How to complete this task - Tally the lines below that contain the word "background", and give only that number.

┏━━

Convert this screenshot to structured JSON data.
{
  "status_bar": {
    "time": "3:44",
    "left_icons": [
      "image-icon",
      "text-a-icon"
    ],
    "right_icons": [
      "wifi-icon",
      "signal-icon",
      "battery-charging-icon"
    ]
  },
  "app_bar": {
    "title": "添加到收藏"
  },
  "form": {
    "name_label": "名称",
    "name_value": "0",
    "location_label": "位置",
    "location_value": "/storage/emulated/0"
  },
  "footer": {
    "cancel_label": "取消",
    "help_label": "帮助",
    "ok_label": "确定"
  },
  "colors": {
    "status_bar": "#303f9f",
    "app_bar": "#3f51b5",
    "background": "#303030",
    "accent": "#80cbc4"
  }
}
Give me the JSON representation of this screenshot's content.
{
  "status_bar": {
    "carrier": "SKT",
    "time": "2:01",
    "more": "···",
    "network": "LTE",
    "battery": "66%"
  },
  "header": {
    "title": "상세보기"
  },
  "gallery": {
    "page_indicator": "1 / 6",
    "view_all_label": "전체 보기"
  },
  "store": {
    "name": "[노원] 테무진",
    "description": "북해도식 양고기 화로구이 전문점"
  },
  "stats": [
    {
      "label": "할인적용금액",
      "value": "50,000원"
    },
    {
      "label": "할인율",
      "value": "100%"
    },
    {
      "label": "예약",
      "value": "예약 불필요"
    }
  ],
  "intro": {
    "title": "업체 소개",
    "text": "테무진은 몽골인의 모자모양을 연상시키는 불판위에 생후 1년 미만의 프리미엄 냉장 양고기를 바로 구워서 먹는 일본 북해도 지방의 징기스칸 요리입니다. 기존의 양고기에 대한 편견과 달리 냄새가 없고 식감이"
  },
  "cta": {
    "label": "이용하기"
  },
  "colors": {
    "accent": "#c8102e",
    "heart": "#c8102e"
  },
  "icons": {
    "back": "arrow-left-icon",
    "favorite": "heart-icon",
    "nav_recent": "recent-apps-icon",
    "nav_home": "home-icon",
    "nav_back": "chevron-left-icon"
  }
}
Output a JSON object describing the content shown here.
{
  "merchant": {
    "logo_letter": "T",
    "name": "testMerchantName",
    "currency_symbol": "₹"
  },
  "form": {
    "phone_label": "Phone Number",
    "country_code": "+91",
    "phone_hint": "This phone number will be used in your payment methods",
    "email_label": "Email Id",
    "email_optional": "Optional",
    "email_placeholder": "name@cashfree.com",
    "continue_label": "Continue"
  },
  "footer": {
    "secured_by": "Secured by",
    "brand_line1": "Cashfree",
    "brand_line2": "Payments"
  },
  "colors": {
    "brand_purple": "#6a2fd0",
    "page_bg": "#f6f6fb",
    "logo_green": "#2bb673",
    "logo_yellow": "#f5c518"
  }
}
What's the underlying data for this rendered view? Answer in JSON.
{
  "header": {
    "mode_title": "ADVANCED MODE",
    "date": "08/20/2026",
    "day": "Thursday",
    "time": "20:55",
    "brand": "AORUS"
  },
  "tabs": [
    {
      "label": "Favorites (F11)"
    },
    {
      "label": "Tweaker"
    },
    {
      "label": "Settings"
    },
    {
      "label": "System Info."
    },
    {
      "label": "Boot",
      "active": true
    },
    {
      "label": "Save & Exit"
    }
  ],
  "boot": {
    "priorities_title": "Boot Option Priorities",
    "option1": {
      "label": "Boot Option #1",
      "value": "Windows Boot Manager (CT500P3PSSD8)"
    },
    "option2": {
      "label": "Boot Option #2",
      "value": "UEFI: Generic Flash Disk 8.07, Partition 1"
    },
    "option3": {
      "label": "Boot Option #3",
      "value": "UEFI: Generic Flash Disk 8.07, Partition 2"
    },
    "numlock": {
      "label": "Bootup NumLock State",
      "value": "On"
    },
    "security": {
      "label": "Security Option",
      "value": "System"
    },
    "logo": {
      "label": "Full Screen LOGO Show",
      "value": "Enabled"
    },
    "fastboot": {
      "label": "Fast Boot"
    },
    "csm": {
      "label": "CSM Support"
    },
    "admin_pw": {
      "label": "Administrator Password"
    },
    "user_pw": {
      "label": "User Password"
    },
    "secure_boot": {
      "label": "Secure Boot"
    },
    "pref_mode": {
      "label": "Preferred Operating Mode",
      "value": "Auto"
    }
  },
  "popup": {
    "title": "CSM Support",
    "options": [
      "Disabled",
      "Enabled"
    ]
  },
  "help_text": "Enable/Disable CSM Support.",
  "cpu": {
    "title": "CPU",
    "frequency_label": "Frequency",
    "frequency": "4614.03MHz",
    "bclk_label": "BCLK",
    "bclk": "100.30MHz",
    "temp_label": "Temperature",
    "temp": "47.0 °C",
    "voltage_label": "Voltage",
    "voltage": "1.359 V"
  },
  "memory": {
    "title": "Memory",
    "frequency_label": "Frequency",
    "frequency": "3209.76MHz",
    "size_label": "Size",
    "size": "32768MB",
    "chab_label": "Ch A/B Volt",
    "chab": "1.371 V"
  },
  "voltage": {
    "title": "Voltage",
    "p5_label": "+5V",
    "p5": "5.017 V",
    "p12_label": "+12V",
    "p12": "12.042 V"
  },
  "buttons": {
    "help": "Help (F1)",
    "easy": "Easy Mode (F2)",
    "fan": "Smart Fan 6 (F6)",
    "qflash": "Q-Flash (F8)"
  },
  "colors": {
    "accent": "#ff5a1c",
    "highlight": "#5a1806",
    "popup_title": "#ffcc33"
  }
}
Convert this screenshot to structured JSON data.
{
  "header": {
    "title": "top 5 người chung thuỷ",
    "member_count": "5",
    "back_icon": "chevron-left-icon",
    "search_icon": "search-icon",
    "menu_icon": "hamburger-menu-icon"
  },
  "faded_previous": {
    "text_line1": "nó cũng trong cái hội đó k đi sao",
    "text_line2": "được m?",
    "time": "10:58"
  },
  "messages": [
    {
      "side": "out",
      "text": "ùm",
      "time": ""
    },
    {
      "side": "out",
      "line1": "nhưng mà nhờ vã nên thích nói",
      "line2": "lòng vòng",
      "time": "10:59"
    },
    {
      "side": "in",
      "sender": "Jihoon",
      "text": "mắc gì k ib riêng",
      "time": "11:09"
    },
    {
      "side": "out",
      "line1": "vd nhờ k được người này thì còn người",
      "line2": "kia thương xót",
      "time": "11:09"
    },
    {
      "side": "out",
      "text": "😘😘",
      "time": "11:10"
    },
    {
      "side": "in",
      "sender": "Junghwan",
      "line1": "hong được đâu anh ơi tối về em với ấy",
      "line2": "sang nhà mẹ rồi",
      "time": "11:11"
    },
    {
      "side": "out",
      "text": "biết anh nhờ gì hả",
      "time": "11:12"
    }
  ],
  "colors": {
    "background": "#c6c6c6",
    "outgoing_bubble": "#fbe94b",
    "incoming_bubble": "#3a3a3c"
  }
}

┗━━

Task response - 2